This option specifies the local time zone to use when writing times. It is specified as an offset from Universal Coordinated Time (UTC) in hours. Valid values are from -23 to +23.
Write name(s) of format(s) from input session(s).
When this option is enabled, we generate an additional 'Format' column. The values of this column are filled with names of previous input formats.
Example 3.44. Example for unicsv format option to write names of input formats.
The next example ...
gpsbabel -i gpx -f file1.gpx -i gdb -f file2.gdb -o unicsv,format=y -F result.txt
... could produce following output:
Write filename(s) from input session(s).
When this option is enabled, we write an additional column called 'Filename'. The values of this column are filled with filenames of previous input formats.
This can be very helpful for locating specific waypoints (i.e. using the position filter) in more than one file.
Example 3.45. Example for unicsv filename option to write filenames of input formats.
The next example ...
gpsbabel -i gpx -f file1.gpx -i gdb -f file2.gdb -o unicsv,filename=1 -F result.txt
... could produce following output:
Name and order of input fields, separated by '+'.
This option lets you specify the field names of your input file from the command line instead of relying on the first line of your input file describing the file. Field names are separated by a '+' character.
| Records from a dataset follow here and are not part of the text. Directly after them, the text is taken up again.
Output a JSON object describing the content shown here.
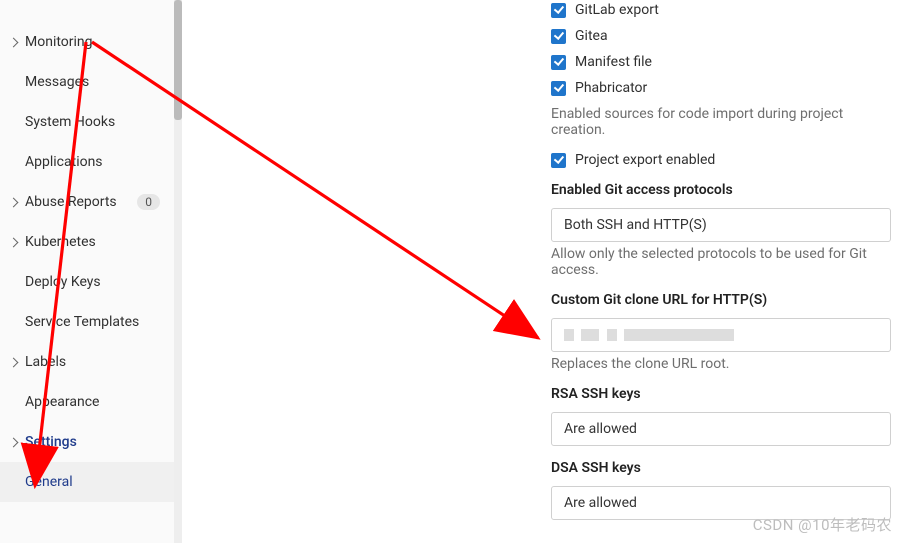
{
  "sidebar": {
    "items": [
      {
        "label": "Monitoring",
        "chevron": true
      },
      {
        "label": "Messages",
        "chevron": false
      },
      {
        "label": "System Hooks",
        "chevron": false
      },
      {
        "label": "Applications",
        "chevron": false
      },
      {
        "label": "Abuse Reports",
        "chevron": true,
        "badge": "0"
      },
      {
        "label": "Kubernetes",
        "chevron": true
      },
      {
        "label": "Deploy Keys",
        "chevron": false
      },
      {
        "label": "Service Templates",
        "chevron": false
      },
      {
        "label": "Labels",
        "chevron": true
      },
      {
        "label": "Appearance",
        "chevron": false
      },
      {
        "label": "Settings",
        "chevron": true,
        "cls": "settings"
      },
      {
        "label": "General",
        "chevron": false,
        "cls": "general"
      }
    ]
  },
  "import_sources": {
    "gitlab_export": "GitLab export",
    "gitea": "Gitea",
    "manifest": "Manifest file",
    "phabricator": "Phabricator",
    "help": "Enabled sources for code import during project creation."
  },
  "project_export_label": "Project export enabled",
  "git_protocols": {
    "label": "Enabled Git access protocols",
    "value": "Both SSH and HTTP(S)",
    "help": "Allow only the selected protocols to be used for Git access."
  },
  "clone_url": {
    "label": "Custom Git clone URL for HTTP(S)",
    "help": "Replaces the clone URL root."
  },
  "rsa_keys": {
    "label": "RSA SSH keys",
    "value": "Are allowed"
  },
  "dsa_keys": {
    "label": "DSA SSH keys",
    "value": "Are allowed"
  },
  "watermark": "CSDN @10年老码农"
}
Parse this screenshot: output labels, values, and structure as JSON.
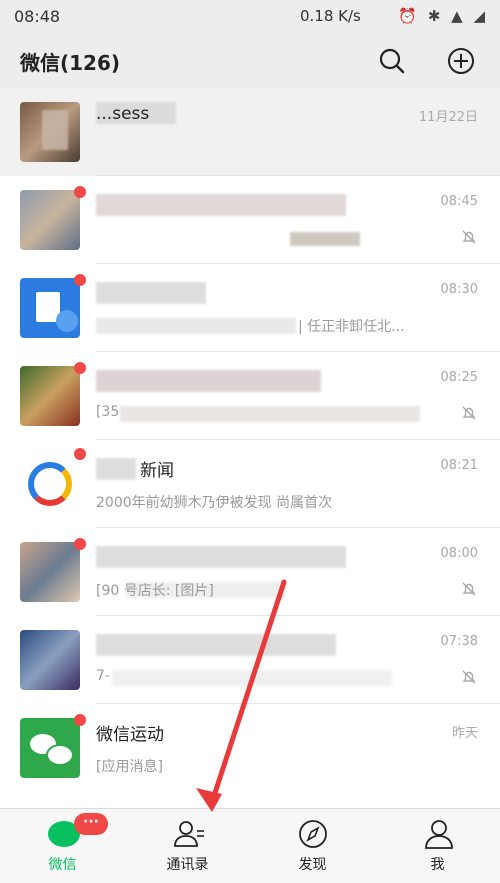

The list of field names is exactly that allowed in the first line of a unicsv file without this option.
Example 3.46. Example for unicsv fields option to describe input file.
For example ...
gpsbabel -i unicsv,fields=lat+lon+description -f file.csv -o gpx -F file.gpx
declares that file.csv has three fields, latitude, longitude,
and description, in that order.